By Paul MacKenzie-Cummins, Editor and managing director at Clearly PR & Marketing Communications
Ask anyone to describe what a ‘brand’ is and they’ll be quick to answer with the logo, look and feel of the business. But branding goes way beyond what are essentially aesthetics, it is about perception.
The meaning of what branding is has changed over the years. It’s original purpose was rather basic – to physically differentiate one product from another. Take Coca-Cola as an example.
In the 1880s, soda producers were two a penny and the makers of Coca-Cola – then a fledgling company – understood that to encourage consumers to try their product it needed to look different to others. Gillette is another example.
During the 1800s men would go to their local barbers to have a shave. Then in 1901, King. C. Gillette invented the world’s first safety razor, which effectively eradicated the need to send a razor to a barber for sharpening. With its distinctive green packaging emblazoned with Mr Gillette’s face on it, the company established one of the first brands to be known worldwide.
By the mid- to late- twentieth century, the meaning of what a ‘brand’ was began to move beyond simply being a name. Marketers realised that consumers had a greater choice of products and services and how a brand was ‘perceived’ was increasingly influencing buyer behaviour. ‘Perception’, rather than just the packaging and design, now became synonymous with ‘brand’.
Today there is an overuse of the word ‘brand’ – largely because organisations take the stance that simply thinking they are a brand means they are perceived to be one by default by those outside the confines of their four walls. This is not the case.
A ‘brand’, as we know it, is not something that a recruitment agency can bestow upon itself via a beautifully crafted piece of copy on a website or what an advertisement says. It must be earned through its actions.
Put another way,
branding is the essence or promise of what that agency will deliver or the experience it will create.
However, defining exactly what your brand stands for seems to be rather a complex issue for many recruiters.
Indeed, having worked with in excess of 70 recruitment businesses over the years it is clear that there is an identity crisis within the industry.
What I mean by this is that many agencies struggle to really define what their USP is and how they ‘think’ they should be positioned. Yet this is critical to understanding what the agency’s brand stands for.

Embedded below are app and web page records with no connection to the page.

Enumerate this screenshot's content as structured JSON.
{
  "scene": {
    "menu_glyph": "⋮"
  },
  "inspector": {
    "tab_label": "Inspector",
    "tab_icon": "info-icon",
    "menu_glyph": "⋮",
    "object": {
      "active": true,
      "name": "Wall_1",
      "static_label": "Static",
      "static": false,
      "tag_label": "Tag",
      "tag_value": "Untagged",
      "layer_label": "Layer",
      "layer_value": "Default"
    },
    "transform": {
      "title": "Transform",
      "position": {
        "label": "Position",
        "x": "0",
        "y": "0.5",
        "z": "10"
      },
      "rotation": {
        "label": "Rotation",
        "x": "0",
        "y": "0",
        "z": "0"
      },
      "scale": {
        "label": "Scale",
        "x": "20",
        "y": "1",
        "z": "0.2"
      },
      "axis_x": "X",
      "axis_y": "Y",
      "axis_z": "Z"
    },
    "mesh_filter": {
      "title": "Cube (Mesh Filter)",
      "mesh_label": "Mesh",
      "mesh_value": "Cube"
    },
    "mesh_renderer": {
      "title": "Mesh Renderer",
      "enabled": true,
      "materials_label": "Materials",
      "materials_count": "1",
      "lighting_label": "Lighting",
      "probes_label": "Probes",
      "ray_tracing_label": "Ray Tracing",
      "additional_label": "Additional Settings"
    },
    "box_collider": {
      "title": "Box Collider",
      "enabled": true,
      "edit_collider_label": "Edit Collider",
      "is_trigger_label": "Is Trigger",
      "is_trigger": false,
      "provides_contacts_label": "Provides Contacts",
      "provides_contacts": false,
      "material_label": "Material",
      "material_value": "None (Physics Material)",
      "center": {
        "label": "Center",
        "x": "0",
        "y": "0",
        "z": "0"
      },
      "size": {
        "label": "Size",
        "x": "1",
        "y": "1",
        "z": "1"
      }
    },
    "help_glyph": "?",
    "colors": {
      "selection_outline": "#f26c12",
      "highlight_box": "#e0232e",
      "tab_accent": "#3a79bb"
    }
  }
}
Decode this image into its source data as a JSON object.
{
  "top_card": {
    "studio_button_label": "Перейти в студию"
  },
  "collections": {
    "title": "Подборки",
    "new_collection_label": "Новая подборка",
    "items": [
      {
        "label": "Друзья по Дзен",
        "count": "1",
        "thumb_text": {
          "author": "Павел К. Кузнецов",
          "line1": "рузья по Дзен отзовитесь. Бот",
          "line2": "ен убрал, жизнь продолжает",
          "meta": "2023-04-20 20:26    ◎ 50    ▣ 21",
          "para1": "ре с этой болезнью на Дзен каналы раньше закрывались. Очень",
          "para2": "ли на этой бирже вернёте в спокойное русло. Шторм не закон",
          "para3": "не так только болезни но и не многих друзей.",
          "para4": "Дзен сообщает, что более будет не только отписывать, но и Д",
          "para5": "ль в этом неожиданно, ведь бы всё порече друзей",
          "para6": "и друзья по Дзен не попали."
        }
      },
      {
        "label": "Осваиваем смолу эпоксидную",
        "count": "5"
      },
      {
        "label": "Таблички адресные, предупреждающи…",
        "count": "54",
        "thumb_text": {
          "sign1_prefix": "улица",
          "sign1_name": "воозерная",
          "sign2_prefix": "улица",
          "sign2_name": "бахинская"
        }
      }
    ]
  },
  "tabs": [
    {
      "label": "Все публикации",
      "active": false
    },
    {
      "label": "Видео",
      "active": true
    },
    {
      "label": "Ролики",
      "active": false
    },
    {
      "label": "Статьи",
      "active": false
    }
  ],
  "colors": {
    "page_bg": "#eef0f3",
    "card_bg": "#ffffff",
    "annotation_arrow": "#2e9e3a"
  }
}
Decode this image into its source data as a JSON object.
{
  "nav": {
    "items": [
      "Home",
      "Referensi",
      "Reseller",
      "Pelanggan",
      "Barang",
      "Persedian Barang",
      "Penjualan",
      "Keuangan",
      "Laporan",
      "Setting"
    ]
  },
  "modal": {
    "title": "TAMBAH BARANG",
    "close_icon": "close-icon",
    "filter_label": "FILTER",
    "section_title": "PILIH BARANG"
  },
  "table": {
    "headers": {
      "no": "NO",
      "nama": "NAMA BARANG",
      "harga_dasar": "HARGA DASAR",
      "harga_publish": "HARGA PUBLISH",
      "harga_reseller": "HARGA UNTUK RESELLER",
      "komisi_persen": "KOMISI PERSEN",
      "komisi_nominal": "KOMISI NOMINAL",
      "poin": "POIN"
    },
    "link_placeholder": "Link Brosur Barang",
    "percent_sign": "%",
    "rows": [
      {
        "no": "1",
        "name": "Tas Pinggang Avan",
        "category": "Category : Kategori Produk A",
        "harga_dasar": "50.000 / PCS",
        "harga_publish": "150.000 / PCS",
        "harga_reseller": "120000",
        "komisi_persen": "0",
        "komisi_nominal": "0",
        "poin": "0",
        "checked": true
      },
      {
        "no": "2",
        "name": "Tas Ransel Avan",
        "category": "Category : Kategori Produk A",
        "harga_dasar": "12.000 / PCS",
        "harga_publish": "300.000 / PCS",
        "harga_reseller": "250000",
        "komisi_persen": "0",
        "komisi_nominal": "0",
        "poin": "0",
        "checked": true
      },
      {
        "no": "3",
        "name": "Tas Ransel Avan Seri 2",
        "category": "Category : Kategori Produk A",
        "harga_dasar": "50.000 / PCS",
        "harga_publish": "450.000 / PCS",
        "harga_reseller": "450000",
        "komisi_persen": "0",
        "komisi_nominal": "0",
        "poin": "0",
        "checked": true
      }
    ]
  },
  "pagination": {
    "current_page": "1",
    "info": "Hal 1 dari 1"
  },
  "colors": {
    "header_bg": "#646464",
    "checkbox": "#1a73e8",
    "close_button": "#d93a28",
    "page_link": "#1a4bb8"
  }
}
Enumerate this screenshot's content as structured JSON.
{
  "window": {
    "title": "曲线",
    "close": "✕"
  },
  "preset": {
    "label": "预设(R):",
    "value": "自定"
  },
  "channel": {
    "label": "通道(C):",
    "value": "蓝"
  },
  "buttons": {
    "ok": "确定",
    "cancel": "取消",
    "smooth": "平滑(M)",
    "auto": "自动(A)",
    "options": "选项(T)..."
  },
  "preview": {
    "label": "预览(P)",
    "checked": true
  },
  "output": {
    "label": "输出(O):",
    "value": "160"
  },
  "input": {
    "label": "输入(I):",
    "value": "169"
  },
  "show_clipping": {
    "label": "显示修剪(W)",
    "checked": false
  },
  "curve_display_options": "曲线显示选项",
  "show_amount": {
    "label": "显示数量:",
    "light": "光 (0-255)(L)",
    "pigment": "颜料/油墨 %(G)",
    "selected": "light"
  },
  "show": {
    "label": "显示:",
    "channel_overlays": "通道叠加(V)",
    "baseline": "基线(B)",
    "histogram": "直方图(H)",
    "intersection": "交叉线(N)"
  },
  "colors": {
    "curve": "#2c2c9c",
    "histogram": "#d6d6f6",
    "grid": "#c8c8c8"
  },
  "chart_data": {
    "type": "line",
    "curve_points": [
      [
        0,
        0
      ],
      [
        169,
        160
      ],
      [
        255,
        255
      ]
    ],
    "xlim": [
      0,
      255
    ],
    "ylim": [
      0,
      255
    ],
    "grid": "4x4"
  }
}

Ask most agency owners and consultants one simple question, What makes your agency different to X, Y, or Z?, and they will either struggle to answer, or they will reply with a bunch of We do… and We are… responses – all of which are self-absorbed and fail to deliver the what’s-in-it-for-me (WIIFM) response that clients really want to hear. They say nothing of what they will deliver nor anything of the experience of working with said agency.
Our strapline for Clearly PR, for instance, places the focus fully on the client:
We enable recruitment businesses to be seen, heard and read by the people they want to do business with most.
So how do others describe what ‘branding’ means? Within the recruitment industry, opinion varies.
In a recent LinkedIn discussion, Mitch Sullivan, managing director at FastTrack Recruitment, described branding as “A value (or set of values) someone associates with a company whenever they hear or see their name.”
Dave Hume, director at Seriously Connected, believes that “there are many who are simply freelancers, micro businesses, who believe they are building a brand, spend too much time on logos and colour schemes…. and not enough time on those values or sets of values.”
Richard York, business manager at Stark Brooks, takes this point a step further. He said that, “values are all well and good…but if those values are not met, they become irrelevant [and] they might have a negative impact.”
Brand, he says, is “about purpose, about what your customers (clients and candidates) say about you to their network. If you have a true purpose, understand it and deliver on it, your reputation becomes your brand. It only matters what others think of your business, not yourself.”
Advertising legend, David Ogilvy suggested that branding is:
The intangible sum of a product’s attributes: its name, packaging, and price, its history, its reputation, and the way it’s advertised.
Seth Godin suggests that:
A brand is the set of expectations, memories, stories and relationships that, taken together, account for a consumer’s decision to choose one product or service over another.
If the consumer (whether it’s a business, a buyer, a voter or a donor) doesn’t pay a premium, make a selection or spread the word, then no brand value exists for that consumer.
In today’s ultra competitive recruitment marketplace, there remains a belief among many recruiters that being a ‘name’ or having great sales patter will suffice. But it won’t, not in the long term anyway.
Customers (i.e. clients and candidates) look to engage partners who stand for something and offer something no one else can.
So think about what you stand for. Resist the temptation to use hyperbole to describe who you are as an agency and what you do, and seek to be the agency that you would want to appoint if you were sat on the other side of the table.